(Extracted data entries)
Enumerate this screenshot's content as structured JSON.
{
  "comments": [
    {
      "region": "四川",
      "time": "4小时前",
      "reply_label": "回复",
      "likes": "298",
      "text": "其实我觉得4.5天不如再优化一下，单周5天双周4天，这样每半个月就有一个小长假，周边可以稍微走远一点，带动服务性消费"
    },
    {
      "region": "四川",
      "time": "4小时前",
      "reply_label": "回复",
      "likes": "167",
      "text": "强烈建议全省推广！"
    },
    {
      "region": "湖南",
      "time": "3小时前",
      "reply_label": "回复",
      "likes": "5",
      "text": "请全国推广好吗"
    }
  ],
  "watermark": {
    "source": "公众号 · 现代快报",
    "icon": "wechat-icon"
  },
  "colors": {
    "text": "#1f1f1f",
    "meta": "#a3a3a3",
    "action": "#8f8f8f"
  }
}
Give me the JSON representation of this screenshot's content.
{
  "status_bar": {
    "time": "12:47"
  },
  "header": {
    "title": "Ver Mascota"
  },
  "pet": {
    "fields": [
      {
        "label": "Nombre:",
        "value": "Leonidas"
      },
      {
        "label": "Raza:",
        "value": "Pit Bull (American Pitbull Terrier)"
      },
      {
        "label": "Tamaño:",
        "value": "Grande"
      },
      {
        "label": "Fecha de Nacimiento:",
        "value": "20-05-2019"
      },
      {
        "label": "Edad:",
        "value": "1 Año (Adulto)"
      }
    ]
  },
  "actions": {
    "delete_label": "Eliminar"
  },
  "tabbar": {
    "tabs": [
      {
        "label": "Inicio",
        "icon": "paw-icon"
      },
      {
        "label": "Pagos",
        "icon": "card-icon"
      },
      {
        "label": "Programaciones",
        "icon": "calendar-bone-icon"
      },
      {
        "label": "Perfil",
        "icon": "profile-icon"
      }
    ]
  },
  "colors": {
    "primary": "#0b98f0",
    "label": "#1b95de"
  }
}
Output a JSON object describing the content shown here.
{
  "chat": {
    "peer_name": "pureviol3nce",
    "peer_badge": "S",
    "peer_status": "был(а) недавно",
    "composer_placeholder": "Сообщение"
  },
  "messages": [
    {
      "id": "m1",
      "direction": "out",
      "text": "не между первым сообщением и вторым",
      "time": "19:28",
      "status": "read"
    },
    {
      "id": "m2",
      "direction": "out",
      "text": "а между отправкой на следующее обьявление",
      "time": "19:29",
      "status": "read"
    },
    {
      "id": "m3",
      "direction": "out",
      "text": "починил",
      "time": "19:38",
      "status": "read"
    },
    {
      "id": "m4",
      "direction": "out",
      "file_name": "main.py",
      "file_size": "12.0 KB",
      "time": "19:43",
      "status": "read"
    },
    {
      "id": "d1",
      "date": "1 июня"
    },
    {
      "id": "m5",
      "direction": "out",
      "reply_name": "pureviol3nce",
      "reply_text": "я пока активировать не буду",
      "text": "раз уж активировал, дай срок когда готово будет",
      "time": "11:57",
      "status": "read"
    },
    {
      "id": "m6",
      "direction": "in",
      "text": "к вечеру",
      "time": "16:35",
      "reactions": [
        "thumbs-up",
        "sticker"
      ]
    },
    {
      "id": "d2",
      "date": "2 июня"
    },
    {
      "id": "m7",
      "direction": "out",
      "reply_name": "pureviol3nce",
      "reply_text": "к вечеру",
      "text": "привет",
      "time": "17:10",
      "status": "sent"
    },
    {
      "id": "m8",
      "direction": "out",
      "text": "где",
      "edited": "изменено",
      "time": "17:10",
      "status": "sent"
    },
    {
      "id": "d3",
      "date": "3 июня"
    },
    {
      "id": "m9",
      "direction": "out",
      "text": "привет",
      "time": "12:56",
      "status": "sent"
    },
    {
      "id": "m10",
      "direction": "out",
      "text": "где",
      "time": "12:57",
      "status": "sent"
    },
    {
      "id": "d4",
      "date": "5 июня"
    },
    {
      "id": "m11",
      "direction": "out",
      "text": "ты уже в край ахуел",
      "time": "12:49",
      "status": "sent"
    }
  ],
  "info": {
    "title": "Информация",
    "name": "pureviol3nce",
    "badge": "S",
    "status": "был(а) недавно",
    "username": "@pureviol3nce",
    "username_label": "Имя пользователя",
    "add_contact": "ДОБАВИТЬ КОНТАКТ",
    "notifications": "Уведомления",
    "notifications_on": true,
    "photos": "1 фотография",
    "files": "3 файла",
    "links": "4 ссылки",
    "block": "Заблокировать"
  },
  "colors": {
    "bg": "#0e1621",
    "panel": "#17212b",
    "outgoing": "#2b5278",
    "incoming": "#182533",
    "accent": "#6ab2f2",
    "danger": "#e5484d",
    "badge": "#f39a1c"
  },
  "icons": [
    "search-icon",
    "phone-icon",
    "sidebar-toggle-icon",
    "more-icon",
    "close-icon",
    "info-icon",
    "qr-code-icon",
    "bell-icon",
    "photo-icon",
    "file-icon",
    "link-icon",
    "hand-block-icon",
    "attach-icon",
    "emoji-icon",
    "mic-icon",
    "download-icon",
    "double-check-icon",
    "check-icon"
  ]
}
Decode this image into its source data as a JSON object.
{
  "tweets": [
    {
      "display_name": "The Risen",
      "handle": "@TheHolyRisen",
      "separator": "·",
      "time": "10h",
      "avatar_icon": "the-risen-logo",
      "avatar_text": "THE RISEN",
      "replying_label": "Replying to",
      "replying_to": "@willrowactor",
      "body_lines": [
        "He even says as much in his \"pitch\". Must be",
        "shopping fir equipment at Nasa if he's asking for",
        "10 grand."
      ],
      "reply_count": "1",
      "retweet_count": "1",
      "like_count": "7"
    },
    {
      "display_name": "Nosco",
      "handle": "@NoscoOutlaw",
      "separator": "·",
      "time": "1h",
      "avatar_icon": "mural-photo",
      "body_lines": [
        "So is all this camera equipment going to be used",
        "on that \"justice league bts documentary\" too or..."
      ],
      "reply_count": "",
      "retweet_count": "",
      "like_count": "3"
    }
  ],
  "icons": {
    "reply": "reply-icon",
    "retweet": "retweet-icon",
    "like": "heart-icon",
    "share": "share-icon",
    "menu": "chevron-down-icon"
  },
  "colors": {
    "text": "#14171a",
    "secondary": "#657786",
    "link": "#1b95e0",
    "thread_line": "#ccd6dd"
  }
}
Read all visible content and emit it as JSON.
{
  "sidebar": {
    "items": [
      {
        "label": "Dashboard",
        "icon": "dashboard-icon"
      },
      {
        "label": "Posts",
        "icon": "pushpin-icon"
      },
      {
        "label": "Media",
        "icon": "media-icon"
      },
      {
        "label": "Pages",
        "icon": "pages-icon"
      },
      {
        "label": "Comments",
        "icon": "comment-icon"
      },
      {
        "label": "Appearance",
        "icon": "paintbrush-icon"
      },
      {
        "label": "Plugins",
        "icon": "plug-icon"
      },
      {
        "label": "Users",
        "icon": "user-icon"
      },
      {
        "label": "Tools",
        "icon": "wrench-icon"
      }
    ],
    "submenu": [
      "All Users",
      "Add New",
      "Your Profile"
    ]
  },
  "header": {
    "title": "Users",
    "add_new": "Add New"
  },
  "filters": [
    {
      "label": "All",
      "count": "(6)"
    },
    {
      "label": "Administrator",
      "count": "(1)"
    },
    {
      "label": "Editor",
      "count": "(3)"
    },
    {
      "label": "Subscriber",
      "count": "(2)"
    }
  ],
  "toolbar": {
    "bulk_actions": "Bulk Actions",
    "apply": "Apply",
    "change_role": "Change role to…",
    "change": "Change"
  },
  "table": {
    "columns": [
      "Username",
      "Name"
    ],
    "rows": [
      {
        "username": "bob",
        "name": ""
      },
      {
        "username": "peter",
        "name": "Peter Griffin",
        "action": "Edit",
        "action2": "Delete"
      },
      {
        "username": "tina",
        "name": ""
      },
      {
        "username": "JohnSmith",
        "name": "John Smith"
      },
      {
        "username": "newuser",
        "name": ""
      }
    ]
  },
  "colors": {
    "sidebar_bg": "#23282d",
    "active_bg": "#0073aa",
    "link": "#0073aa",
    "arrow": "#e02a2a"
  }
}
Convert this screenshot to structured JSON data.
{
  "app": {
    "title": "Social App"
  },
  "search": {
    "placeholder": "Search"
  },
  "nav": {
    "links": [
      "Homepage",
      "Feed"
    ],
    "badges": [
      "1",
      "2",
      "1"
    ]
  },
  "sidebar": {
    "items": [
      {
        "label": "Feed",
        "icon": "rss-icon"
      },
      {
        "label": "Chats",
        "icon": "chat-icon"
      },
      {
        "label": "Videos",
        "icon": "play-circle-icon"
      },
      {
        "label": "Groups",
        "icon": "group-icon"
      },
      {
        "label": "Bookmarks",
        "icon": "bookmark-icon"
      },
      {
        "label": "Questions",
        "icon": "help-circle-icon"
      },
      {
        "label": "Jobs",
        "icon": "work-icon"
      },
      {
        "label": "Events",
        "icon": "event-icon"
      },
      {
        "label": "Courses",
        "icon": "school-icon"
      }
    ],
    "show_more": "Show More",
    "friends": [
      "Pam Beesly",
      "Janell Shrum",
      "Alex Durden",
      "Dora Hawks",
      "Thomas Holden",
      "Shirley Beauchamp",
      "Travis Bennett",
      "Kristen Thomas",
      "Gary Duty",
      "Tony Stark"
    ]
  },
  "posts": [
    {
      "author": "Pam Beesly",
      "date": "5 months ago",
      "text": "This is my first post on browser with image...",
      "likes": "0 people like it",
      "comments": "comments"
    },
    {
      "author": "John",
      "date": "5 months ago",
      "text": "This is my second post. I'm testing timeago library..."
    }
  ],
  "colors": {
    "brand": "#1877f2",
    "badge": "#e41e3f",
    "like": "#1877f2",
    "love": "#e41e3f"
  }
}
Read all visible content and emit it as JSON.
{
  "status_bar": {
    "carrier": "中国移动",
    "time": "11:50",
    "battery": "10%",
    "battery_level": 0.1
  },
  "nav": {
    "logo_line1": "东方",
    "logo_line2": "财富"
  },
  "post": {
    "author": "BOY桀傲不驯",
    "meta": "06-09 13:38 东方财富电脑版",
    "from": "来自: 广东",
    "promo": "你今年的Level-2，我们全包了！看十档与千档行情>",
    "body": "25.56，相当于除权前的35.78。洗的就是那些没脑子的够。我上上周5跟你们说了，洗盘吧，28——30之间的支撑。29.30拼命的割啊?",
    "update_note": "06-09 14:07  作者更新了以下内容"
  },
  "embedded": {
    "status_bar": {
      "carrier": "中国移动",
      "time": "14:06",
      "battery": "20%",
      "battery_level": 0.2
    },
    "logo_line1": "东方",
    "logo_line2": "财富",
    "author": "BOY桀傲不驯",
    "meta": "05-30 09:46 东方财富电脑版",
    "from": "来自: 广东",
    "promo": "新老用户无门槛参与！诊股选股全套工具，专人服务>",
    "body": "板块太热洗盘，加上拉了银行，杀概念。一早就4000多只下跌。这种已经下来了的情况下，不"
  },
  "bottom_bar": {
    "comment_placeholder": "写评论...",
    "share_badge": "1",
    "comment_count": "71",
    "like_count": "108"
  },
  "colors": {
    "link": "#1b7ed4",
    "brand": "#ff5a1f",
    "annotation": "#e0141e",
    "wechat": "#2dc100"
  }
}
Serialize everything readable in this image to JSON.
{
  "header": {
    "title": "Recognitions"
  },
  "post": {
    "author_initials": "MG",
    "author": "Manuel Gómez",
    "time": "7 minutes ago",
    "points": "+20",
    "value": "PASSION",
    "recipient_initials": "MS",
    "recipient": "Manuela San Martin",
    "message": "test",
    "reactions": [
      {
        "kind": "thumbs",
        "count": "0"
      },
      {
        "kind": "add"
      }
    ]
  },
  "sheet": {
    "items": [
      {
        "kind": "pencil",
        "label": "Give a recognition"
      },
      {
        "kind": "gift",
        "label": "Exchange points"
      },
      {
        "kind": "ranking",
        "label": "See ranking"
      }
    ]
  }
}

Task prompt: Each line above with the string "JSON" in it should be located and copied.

Exercise output:
Enumerate this screenshot's content as structured JSON.
Give me the JSON representation of this screenshot's content.
Output a JSON object describing the content shown here.
Decode this image into its source data as a JSON object.
Read all visible content and emit it as JSON.
Convert this screenshot to structured JSON data.
Read all visible content and emit it as JSON.
Serialize everything readable in this image to JSON.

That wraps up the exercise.